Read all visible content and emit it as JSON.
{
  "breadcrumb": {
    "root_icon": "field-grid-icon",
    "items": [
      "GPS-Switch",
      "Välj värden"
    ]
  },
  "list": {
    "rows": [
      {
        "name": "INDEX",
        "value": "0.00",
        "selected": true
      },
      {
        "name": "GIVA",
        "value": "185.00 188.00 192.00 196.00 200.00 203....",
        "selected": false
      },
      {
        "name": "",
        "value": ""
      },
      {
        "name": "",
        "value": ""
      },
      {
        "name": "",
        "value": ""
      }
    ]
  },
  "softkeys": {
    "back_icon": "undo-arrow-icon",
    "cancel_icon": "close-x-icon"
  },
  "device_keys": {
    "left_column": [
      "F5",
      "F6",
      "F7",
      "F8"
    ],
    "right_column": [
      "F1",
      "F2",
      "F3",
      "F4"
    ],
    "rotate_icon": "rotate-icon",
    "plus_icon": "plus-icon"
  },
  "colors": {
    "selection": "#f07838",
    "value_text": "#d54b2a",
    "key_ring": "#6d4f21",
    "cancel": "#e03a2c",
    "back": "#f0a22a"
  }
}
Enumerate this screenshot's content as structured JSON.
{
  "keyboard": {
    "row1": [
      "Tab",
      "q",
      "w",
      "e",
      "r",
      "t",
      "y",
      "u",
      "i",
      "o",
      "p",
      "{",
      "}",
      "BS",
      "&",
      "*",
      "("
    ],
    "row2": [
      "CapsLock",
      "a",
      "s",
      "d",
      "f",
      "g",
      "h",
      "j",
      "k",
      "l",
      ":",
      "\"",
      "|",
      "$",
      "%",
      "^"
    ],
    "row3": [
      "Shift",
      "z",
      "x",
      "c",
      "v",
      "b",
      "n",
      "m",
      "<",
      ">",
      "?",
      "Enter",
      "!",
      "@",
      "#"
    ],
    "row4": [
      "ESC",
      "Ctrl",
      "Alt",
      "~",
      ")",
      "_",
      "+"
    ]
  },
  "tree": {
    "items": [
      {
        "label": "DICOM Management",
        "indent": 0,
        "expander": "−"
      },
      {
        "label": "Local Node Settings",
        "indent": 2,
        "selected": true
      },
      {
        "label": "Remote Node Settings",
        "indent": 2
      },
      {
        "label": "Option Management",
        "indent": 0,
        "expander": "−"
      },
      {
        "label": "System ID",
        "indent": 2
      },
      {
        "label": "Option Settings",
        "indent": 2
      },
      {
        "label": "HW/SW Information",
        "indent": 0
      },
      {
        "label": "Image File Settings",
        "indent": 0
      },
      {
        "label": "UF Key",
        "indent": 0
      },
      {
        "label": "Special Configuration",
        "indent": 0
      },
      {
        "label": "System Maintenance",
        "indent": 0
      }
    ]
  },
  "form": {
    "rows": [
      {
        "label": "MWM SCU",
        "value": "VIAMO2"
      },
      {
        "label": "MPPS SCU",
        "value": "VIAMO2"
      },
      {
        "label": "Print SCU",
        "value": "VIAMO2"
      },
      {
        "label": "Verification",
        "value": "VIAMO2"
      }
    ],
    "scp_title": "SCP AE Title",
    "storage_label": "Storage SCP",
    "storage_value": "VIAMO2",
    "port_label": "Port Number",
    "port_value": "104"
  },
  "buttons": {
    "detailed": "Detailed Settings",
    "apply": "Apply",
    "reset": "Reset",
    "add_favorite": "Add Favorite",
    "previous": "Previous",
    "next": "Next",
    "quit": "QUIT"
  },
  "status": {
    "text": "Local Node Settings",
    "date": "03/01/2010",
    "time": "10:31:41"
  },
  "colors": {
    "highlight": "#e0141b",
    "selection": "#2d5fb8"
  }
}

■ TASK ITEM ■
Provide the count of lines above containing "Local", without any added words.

■ RESPONSE FOR THIS EXERCISE ■
2